Educators and historians have introduced the new terms since the 1990s. Some non-Christian scholars agree with the change.
"When Jews or Muslims have to put Christ in the middle of our calendar ... that's difficult for us," said Steven M. Brown, dean of the William Davidson Graduate School of Jewish Education at the Jewish Theological Seminary in New York City.
New York’s public school students are learning the new terms through their textbooks and worksheets, but they are not part of the state's official curriculum, said Education Department spokesman Jonathan Burman.
"The standard textbooks primarily used in New York use the terms A.D. and B.C.," Burman stated.
Candace de Russy, a national writer on education and Catholic issues and a trustee for the State University of New York, doesn't believe that the new terms are neutral.
"The use of B.C.E. and C.E. is not mere verbal tweaking; rather it is integral to the leftist language police -- a concerted attack on the religious foundation of our social and political order," she told The Associated Press.
In 2000, the Southern Baptist Convention condemned the new terms as "the result of the secularization, anti-supernaturalism, religious pluralism, and political correctness pervasive in our society."
Buenos Aires, Argentina, May 4, 2005 (CNA) - The Ordinary of the Military in Argentina, Bishop Antonio Juan Baseotto, explained that he is still in the position to which the Holy See had assigned him, despite the fact that President Kirchner and some of his Ministers do not say the same.
"Of course, I am", was the Bishop’s answer to a question from the press at Ezeiza airport before leaving for Europe.
On the other hand, the Minister of Defense, José Pampuro, said that the conflict is in the process of being solved “for good” at the office for Worship. "There is nothing else that I can say” he mentioned.
Bishop Baseotto said that he had not been called to the Vatican and that he wants to have this matter cleared up as soon as possible. He also mentioned he had received a letter from Cardinal Joseph Ratzinger before he was elected Pope, supporting his view.
When asked if he would retract himself from what he said about the Minister of Health, Ginés González García, Bishop Baseotto affirmed “no; firstly, because I never said what has been quoted, it was a wrong interpretation. What I did was to quote a passage from the Gospel that says that it is better for one who scandalize to have that happen to him” (to have a millstone tied around their neck and to be thrown into the sea).

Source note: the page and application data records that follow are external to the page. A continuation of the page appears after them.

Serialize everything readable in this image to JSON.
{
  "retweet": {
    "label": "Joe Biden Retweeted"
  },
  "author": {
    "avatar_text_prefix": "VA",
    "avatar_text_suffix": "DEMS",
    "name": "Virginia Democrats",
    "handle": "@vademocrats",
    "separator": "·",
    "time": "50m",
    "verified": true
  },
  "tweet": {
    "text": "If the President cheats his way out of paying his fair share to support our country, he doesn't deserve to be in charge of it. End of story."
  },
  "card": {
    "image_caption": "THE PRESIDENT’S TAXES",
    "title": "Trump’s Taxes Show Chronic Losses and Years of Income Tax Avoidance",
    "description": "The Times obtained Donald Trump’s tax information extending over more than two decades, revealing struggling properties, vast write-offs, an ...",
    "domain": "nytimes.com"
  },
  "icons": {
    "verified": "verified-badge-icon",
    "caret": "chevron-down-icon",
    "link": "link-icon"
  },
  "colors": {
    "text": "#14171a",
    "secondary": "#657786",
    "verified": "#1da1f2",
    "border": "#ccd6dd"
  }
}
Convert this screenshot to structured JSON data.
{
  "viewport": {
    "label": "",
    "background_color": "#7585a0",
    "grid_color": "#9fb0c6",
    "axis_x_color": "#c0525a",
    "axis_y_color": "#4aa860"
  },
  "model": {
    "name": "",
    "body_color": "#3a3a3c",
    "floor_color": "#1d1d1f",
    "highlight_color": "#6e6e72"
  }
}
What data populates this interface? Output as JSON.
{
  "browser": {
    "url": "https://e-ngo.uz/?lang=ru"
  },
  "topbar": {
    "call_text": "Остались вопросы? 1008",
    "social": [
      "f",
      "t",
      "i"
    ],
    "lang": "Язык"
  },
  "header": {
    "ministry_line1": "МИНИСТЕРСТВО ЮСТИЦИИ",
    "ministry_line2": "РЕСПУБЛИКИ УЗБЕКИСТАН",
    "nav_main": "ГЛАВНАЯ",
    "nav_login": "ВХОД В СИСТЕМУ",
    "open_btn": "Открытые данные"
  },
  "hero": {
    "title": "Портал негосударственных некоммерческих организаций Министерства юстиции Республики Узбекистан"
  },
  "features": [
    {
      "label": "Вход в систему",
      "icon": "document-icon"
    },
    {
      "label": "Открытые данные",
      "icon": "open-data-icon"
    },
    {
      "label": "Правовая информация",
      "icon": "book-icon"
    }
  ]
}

Before saying that he wants to do “whatever God may want for him”, he pointed out that he wants the relation between the Church and the Government to be improved, and added “It is quite a time now that I have no relationship with the government. The Vatican is the only one authorized to change the Ordinary of the Military. That is how it is, I cannot have things changed".